AVAILABLE DATA below:

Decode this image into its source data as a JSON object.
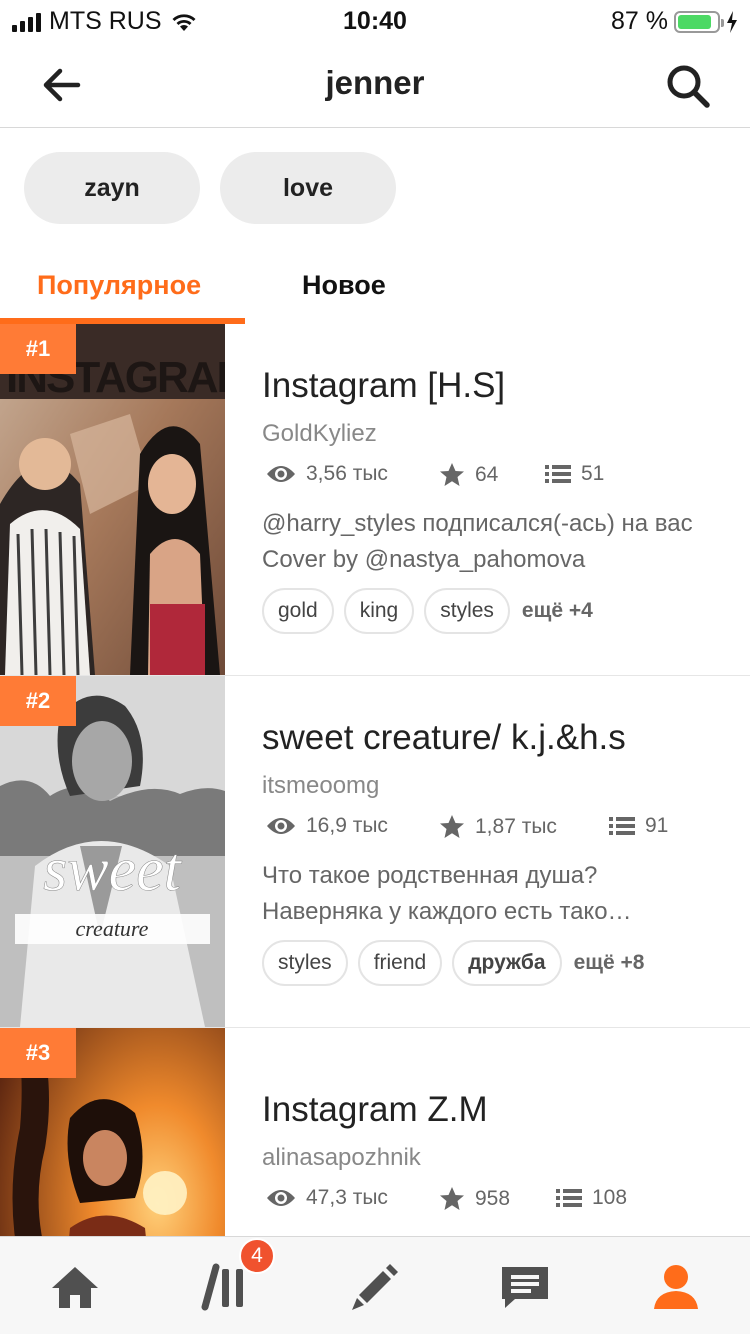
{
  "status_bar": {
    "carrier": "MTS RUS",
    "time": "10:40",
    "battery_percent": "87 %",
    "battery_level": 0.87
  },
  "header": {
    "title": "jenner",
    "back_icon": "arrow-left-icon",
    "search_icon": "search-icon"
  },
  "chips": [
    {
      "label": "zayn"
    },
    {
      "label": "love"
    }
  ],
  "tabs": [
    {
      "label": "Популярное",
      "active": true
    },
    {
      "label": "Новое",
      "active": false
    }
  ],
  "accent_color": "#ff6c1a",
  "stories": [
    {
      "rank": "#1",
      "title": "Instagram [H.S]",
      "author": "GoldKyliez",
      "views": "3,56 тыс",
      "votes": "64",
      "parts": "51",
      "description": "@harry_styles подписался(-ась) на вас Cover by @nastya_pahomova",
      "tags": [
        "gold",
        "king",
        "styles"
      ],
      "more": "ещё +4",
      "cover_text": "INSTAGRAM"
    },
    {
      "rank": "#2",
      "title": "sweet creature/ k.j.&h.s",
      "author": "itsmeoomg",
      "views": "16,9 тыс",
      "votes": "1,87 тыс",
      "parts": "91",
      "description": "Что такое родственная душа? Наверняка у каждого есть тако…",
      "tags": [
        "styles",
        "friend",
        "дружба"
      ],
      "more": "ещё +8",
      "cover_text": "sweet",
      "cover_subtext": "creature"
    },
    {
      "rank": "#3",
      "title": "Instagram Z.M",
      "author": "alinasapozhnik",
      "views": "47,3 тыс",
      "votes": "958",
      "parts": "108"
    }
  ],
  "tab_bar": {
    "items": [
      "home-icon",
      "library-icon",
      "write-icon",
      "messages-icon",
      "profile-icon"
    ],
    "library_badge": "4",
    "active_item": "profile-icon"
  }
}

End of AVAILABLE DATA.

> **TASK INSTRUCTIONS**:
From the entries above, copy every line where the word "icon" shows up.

> **WRITTEN SOLUTION**:
    "back_icon": "arrow-left-icon",
    "search_icon": "search-icon"
      "home-icon",
      "library-icon",
      "write-icon",
      "messages-icon",
      "profile-icon"
    "active_item": "profile-icon"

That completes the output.